“We laid down the basic tracks on 24-track analog tape in a lovely studio in the middle of Sweden’s countryside in April,” says Roine, “a place called Varnhem (very dark age). The studio is a top notch, super hi tech, newly built million dollar sanctuary – to our ears it sounds bigger than pure digital; modern but yet fat analog.”
Agents of Mercy are Nad Sylvan on lead vocals and keyboards, Roine Stolt on guitars and vocals, Lalle Larsson on keyboards and vocals, and the terrific rhythm section formed by Jonas Reingold on bass and bass pedals, and Walle Wahlgren on drums and percussion.
The Black Forest is an impressive work by some of the finest progressive rock musicians in the northern European scene although the overall result could have been even better without the heavy metal pieces.
There was a lot of expectation about the new Yes album, Fly From Here, the first recording by the progressive rock legends in nearly a decade. Yes had several choices, either go the progressive rock route cherished by many of its fans or go pop. They chose a middle ground. In a surprising time warp, the musicians running Yes now went back to the Yes of the Drama era. Indeed, Yes brought back producer Trevor Horn and keyboardist Geoff Downes, who basically have taken over the Yes sound. Most of the pieces are by Horn, Downes and bassist Chris Squire.
Most of the material on Fly From Here has a pop quality. Although the album is structured as a suite, don’t expect a progressive rock gem like Close to the Edge, Tales From Topographic Oceans or Relayer. Instead, the pop songs are joined by superb, although brief, instrumental passages. It’s like a little taste of the best Yes can offer, but leaves you wanting more.
The current line-up of Yes doesn’t include one of its essential members, Jon Anderson. He is not only the vocalist that gave Yes its distinct sound, Anderson is also a highly creative composer that has provided excellent material. The new vocalist, Benoit David, does an excellent job and I have no problems with him. However, he has been given lackluster songs to work with. There is an overall absence of the magic that made Yes such a legend.
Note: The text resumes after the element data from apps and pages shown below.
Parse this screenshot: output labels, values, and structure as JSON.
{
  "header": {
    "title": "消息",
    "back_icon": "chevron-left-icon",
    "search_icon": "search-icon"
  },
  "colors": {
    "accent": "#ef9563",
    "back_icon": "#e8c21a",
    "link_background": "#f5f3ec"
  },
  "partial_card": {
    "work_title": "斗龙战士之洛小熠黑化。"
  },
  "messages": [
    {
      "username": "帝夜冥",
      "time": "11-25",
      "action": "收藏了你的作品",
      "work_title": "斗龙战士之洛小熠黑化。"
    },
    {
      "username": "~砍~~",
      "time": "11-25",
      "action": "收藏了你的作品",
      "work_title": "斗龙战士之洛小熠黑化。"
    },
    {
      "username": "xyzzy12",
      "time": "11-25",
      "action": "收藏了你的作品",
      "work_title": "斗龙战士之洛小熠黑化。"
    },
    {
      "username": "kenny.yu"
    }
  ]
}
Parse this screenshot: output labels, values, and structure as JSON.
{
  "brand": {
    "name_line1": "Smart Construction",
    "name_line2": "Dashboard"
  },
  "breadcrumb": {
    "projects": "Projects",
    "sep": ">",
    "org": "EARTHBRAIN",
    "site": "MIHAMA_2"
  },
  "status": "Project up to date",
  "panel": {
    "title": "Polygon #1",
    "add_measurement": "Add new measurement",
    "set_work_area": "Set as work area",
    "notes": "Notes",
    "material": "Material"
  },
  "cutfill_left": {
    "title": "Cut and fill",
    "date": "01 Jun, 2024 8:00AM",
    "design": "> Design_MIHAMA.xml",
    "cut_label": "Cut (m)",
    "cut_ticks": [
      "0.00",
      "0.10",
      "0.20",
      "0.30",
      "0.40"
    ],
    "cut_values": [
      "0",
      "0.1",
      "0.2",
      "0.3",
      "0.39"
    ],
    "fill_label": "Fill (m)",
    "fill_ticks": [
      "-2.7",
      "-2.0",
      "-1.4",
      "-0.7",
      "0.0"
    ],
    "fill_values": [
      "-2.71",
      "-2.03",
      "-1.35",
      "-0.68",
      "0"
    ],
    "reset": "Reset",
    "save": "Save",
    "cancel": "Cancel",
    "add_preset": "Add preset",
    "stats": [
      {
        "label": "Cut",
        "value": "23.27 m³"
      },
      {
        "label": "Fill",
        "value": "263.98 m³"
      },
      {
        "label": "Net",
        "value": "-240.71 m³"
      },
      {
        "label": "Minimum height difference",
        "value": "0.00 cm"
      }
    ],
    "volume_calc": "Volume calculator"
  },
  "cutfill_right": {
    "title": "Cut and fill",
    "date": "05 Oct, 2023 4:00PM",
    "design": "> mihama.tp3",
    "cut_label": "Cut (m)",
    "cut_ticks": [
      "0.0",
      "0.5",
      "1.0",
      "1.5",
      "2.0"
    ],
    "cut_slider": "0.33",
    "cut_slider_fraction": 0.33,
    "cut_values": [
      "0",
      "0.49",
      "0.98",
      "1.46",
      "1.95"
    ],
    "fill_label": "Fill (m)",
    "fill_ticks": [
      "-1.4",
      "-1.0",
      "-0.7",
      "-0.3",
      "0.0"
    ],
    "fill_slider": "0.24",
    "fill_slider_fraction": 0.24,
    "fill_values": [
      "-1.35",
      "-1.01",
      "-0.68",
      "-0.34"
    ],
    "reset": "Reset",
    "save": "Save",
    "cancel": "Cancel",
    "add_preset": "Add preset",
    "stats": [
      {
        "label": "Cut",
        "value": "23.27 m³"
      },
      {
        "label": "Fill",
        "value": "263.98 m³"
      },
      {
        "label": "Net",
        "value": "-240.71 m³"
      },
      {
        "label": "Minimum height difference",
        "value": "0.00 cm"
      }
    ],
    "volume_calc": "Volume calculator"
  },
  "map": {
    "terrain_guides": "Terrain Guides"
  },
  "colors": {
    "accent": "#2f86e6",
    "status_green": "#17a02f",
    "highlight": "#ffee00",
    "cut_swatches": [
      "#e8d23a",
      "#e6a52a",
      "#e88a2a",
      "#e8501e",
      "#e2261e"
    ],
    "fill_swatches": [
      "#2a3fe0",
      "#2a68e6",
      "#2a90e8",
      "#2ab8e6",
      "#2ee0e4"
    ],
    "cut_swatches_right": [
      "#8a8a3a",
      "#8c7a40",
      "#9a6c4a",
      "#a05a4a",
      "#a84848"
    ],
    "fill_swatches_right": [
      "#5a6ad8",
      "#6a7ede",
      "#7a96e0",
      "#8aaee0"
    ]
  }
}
As the title of the review says, Steve Howe saves the show. His guitar work throughout the album is truly outstanding. He adds his signature intricate guitar melodies and arrangements throughout the album. If you ignore the pop structure of the songs and simplistic drums, the guitar work is progressive rock at its best.
Progressive rock, jazz-rock fusion, ambient electronic music and beyond